** Data under study **

------------------------------------------------------------

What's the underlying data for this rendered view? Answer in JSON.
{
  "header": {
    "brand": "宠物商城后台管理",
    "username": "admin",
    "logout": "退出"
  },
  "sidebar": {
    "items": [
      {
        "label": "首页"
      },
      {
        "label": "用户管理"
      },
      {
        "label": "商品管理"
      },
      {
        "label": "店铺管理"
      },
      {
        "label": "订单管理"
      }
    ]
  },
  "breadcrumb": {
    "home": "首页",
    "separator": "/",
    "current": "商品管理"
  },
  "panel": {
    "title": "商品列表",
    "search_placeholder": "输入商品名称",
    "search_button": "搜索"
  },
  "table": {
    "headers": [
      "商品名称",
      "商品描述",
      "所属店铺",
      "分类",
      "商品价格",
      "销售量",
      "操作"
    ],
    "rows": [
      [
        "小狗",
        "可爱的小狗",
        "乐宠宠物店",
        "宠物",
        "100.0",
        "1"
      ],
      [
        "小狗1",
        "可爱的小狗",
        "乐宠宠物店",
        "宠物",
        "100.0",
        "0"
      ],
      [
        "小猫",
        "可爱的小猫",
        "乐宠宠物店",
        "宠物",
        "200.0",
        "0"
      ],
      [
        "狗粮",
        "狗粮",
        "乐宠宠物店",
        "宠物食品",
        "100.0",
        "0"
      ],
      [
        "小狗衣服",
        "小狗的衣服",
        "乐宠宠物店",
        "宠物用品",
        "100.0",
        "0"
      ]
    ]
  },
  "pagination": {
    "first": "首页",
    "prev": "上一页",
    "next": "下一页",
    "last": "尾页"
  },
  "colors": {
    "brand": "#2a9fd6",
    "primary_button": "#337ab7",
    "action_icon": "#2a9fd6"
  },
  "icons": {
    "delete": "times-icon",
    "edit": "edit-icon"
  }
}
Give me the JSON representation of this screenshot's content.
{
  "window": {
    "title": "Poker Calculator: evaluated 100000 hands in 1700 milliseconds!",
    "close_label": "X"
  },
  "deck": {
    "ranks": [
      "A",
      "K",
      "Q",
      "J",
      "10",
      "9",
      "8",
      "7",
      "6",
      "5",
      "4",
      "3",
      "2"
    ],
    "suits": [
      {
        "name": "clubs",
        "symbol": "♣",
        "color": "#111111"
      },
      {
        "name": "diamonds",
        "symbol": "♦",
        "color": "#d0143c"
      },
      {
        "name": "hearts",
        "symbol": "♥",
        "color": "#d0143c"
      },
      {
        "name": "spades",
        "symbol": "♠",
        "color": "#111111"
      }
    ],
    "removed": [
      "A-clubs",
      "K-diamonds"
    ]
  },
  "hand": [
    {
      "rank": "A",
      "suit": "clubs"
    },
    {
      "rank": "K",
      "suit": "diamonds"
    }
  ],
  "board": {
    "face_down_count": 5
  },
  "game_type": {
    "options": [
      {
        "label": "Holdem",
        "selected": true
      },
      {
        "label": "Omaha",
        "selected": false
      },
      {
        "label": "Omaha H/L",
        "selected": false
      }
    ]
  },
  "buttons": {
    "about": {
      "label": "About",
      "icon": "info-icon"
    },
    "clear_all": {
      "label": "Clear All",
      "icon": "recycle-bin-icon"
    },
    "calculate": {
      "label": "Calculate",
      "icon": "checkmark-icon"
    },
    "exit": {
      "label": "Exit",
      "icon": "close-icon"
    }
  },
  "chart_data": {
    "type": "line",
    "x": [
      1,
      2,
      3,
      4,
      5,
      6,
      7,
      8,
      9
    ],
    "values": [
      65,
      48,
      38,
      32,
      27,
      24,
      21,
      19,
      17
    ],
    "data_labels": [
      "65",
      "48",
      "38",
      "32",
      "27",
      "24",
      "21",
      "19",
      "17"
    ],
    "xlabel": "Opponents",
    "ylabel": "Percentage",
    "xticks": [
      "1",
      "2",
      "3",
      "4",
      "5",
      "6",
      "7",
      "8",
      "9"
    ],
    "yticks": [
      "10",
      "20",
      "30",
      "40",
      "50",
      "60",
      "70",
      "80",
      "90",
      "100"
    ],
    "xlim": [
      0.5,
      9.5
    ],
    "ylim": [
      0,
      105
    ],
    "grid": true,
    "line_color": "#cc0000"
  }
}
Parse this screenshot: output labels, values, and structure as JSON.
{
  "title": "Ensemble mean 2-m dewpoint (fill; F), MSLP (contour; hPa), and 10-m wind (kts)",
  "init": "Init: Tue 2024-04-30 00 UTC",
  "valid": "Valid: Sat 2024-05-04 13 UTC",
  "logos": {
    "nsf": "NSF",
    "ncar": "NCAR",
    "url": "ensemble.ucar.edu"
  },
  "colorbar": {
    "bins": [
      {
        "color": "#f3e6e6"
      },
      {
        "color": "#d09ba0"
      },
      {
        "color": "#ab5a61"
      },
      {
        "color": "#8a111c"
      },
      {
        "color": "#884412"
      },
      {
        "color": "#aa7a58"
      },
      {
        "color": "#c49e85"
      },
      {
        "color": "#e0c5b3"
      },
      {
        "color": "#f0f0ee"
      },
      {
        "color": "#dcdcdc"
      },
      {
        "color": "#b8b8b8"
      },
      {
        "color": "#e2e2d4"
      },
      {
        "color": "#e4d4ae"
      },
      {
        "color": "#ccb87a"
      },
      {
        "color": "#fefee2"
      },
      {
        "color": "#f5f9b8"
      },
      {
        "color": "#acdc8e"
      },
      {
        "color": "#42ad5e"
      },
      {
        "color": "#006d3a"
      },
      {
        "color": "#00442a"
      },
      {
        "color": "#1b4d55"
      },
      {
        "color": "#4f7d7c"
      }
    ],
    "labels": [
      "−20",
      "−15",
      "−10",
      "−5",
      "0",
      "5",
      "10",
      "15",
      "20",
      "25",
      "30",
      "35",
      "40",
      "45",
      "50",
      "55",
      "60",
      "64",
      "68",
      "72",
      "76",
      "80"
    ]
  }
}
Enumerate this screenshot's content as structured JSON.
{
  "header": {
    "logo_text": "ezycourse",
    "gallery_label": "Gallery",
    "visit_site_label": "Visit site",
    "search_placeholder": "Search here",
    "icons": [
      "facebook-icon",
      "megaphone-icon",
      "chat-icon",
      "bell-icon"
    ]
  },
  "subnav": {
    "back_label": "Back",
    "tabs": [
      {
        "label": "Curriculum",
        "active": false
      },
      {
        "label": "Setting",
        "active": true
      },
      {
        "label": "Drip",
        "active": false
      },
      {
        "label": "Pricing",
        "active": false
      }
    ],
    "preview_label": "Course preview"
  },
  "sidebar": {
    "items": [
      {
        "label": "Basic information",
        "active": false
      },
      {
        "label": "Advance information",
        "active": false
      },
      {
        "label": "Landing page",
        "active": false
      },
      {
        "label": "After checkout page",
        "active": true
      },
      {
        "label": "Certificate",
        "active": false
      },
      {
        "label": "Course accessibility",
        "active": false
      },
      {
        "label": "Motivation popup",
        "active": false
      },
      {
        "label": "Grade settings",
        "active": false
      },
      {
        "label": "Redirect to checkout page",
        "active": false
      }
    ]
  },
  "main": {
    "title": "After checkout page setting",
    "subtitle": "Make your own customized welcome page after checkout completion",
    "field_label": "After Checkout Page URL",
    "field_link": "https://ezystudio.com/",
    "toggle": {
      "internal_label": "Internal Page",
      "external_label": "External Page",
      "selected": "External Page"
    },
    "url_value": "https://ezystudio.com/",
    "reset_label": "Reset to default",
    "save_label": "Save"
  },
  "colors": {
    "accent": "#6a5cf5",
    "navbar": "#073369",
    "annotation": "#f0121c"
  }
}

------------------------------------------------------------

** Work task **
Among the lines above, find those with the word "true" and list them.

** Answer space **
        "selected": true
    "grid": true,
        "active": true
        "active": true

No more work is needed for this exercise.